Following Eritrea’s independence, the Government issued legislations that criminalized the conduct of harmful traditional practices, and conducted campaigns to raise people’s awareness of the harmful practice. Efforts were made to create an environment, where women and girls can comfortably and safely live, play, work and learn. The elimination of the harmful traditional practices is seen as vital for women’s physical and emotional safety. Coordinated efforts are made to expand the space where Eritrean women feel comfortable and enjoy the freedom to express themselves without the fear of judgment or harm.
To abolish FGM, the Government issued a proclamation in March 2007 by making it a criminal offence to perform female circumcision. According to the proclamation a person who is found guilty of performing female circumcision is imprisoned for two to three years and fined five to ten thousand Nakfa.
Female circumcision is performed on infants that are a few days or months old. The reasons for the practice are many, including, but not limited to, psychosexual. Reducing or eliminating the sensitive tissue of the outer genitalia, particularly the clitoris, is widely believed to weaken the sexual desire in girls. Therefore, by lowering their sexual desire, the society felt it could increase the probability for girls to maintain their virginity, which is highly valued by the society, before marriage.
Eritrea has made great progress in ending harmful practices against women and girls. In an interview this week, head of the NUEW’s Socio-economic Department, Ms. Senait Mehari, said the women’s union has made strong efforts to eliminate harmful traditional practices. At independence 95% of Eritrean women underwent female circumcision. But the number went down drastically according to a study conducted in 2010. For girls aged 6-15 years, 33%, and for girls under 5 years, 12% underwent female circumcision. Although the result is encouraging a lot remains to be done to bring the number to zero.
Child marriage is another harmful traditional practice which deprives women of their right to health, education, and safety. It increases the risk of complications during pregnancy and childbirth due to the physical immaturity of the girls. Globally, many such young girls die during pregnancy and childbirth. To discourage the practice, child marriage has been criminalized in Eritrea and campaigns have been carried out.
A number of the international human rights instruments address child marriage and other harmful traditional practices. The ‘Convention on the Elimination of All Forms of Discrimination against Women’ states that “betrothal and the marriage of a child shall have no legal effect, and all necessary action, including legislation, shall be taken to specify a minimum age for marriage and to make the registration of marriages in an official registry compulsory.” The ‘Convention on the Right of the Child’ considers any marriage of a girl younger than 18 years old a child marriage.
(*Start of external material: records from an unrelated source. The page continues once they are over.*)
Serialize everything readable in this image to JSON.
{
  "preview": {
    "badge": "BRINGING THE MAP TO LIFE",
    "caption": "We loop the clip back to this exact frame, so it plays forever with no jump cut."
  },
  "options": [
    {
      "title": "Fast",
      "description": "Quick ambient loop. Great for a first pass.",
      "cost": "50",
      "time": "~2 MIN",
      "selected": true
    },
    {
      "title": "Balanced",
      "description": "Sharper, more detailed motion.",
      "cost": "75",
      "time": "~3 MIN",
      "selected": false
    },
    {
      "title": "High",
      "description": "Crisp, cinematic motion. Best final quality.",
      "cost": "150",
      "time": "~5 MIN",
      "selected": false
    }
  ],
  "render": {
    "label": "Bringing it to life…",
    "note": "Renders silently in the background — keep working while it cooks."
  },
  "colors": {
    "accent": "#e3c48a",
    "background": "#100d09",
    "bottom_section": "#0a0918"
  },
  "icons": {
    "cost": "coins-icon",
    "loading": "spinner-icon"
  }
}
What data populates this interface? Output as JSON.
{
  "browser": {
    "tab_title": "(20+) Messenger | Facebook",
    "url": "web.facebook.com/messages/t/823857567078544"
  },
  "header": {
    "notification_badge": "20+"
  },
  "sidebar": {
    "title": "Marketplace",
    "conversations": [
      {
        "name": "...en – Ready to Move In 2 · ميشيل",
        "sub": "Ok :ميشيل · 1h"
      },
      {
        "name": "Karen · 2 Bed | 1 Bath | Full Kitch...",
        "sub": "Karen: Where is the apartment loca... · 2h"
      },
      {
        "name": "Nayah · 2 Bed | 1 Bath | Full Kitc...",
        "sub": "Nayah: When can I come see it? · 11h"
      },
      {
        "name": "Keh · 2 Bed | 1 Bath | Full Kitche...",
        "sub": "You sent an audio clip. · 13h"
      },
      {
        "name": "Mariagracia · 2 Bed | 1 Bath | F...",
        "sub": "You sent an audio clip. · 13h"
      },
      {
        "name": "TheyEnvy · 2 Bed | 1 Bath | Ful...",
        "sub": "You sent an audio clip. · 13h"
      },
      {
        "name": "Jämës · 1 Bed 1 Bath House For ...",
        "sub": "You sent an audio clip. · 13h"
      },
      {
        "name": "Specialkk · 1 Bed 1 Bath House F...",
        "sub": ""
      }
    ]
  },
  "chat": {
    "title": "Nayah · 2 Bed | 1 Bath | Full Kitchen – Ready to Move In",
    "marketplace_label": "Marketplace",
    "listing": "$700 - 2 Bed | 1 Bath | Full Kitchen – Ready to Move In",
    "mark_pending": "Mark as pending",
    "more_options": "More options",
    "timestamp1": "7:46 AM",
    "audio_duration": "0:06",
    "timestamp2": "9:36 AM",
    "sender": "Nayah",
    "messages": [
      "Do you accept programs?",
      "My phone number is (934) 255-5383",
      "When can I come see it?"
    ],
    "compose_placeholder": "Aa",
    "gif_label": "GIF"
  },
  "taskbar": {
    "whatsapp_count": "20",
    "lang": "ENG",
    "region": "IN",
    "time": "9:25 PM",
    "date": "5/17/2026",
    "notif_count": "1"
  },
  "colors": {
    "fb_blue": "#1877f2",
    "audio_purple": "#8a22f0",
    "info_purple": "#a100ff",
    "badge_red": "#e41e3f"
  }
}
In the same vein, the Civil Code of Eritrea states that “a man and a woman who have not both attained the full age of eighteen years may not contract marriage.”
Globally, girls who are not enrolled at school are at high risk of being married early. If girls can stay in school and complete their education, they are less likely to marry at a young age. The expansion of education in Eritrea has definitely contributed towards reducing underage marriage of girls, and the social transformation in the country has helped women to raise their status. The Government is working to protect and promote human rights of women by fighting against FGM, child marriage and other harmful practices.
Harmful traditional practices have a high cost to national security and prosperity. Any physical and psychological damage done to girls creates additional burden to the national healthcare and social welfare services. It is true that the harmful traditional practices are deeply rooted in the culture of the society, but their elimination cannot be left to the whims of the society. Their elimination can only be guaranteed through a careful enforcement of a legislation and on-going awareness raising campaigns.